**Dataset rows for apps and sites:**
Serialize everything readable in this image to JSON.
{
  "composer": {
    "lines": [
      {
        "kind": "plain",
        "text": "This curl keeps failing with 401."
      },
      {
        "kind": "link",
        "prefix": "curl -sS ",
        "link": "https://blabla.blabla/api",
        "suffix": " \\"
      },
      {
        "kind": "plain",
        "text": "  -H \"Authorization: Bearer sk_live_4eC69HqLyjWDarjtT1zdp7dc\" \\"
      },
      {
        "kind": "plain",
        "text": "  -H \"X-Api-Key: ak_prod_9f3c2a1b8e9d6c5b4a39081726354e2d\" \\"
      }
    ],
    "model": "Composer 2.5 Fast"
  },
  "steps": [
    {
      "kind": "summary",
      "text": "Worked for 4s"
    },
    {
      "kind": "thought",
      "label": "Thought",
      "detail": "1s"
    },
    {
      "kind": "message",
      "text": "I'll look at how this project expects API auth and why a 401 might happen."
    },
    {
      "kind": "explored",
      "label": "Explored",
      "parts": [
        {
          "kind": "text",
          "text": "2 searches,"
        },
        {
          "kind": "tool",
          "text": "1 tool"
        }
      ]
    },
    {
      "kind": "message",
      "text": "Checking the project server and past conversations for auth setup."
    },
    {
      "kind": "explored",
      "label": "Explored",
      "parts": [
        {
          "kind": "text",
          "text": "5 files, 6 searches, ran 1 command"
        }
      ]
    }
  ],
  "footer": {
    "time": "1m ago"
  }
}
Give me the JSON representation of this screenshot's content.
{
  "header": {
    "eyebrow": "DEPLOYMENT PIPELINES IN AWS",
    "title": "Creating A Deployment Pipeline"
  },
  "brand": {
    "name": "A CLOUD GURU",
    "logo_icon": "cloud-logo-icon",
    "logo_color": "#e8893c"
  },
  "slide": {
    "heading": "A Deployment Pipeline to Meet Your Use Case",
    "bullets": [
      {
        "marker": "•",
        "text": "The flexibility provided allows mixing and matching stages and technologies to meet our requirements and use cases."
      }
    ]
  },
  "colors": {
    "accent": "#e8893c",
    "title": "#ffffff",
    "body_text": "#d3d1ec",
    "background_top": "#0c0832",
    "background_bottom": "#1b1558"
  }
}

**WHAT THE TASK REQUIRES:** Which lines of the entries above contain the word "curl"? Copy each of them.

**EXPECTED OUTPUT:**
        "text": "This curl keeps failing with 401."
        "prefix": "curl -sS ",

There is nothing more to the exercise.